“Nick,” you might say, “you stereotypically angry Asian man, Doctors don’t need defending! They make oodles of cash, garnered by illogically prescribing medications and pills! Cutting their pay means more money for the rest of us, right?” ‘No’ I’d reply. ‘No it does not.’ You see, doctors are often under-valued for the amount of work they put into what they do. 4 years of Pre-Med, 4 years of Medical School, and a 3-5 year period of residency would make a huge hole in anyone’s wallet, and people often forget that you aren’t paid for being a doctor when you’re in Med. School. Doctors, like small-business owners, often have to go for years before they are able to make the large amounts of money most of America seems to think they do, and thats if they aren’t constantly sued for malpractice. The new Healthcare bill, which could have brought some reform to the current Healthcare system instead of complete overhaul, completely fails to cap. Instead, they offer a 20% pay reduction. Being a doctor is far from an “Easy street to money” some seem to think it is. At least 10 years of work, dedication, study, and sacrifice go into working a semi-thankless job where you care for the sick and the injured. If that isn’t a justification for high pay, I don’t know what is.

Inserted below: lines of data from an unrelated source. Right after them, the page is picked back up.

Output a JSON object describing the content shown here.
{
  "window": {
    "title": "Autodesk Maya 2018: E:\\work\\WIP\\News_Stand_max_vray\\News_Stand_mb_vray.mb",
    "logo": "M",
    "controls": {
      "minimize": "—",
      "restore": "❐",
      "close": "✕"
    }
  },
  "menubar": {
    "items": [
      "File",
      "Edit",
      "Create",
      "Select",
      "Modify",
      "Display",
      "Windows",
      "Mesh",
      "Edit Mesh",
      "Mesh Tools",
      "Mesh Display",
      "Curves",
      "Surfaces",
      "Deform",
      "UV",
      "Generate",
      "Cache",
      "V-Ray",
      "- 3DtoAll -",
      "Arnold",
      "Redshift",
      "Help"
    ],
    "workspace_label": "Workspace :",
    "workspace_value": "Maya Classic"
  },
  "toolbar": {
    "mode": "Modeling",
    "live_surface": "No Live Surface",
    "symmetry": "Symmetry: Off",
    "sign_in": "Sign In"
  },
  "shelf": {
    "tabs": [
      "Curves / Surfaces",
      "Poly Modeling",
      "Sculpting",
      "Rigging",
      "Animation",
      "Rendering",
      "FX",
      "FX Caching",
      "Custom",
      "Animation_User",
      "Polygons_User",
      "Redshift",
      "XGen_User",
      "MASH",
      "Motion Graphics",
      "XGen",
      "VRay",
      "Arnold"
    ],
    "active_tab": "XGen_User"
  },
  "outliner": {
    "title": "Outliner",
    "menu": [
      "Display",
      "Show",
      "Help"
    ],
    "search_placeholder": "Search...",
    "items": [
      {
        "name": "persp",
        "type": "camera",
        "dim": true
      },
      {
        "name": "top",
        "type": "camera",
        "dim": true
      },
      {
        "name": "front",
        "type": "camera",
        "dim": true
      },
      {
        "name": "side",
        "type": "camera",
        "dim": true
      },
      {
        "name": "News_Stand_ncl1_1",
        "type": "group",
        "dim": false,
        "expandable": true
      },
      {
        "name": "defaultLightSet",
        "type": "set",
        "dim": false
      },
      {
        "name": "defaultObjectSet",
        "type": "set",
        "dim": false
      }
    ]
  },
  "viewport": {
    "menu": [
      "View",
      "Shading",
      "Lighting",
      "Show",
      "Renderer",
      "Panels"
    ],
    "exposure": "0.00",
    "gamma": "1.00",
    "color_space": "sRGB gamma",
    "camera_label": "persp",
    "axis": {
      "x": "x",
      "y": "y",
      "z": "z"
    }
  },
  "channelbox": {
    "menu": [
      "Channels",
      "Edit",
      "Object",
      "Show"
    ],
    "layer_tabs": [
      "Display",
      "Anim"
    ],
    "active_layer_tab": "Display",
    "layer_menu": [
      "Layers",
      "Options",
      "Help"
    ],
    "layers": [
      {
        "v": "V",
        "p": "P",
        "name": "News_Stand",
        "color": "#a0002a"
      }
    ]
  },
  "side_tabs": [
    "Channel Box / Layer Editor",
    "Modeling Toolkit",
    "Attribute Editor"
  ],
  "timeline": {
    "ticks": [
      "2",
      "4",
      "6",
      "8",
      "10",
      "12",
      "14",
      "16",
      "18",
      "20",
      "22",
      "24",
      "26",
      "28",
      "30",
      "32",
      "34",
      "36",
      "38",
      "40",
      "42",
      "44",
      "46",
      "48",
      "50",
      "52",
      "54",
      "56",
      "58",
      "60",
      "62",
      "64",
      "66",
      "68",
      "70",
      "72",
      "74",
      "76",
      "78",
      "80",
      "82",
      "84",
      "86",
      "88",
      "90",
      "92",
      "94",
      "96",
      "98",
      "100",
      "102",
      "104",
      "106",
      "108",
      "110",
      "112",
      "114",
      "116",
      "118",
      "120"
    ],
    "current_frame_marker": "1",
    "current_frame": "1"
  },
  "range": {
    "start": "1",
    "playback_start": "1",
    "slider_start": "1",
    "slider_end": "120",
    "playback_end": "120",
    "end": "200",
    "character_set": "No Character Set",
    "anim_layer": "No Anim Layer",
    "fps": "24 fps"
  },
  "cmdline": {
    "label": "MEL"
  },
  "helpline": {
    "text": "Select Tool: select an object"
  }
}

So here’s where I write a conclusion, summarizing my arguments and telling you why I’m right. But, honestly, read everything I’ve written. If you like waiting for hours for sub-standard health care, if you’re okay with the Government trouncing all over your rights as an American citizen, and if you’re cool with the idea of people not paying for their own decisions, nothing I write can convince you that this bill is wrong. Think what you’d like, but the fact remains that there is so much wrong with this bill, the timing, the way it has been carried out, the spending, and the overall cost are just…wrong. But the point is that this bill could do so much for Healthcare. It could fix whats wrong with the system, it could streamline the entire process. Instead, its an overhaul, a costly and complex change from one working, albeit flawed, system onto a completely different system that we as Americans, know only horror stories from other countries about. America has so rarely been so split over an issue before, and there is no doubt in my mind that this will be one of the most historic changes to America. Weather or not the change is for good or bad remains to be seen, but I’m not keeping my hopes up.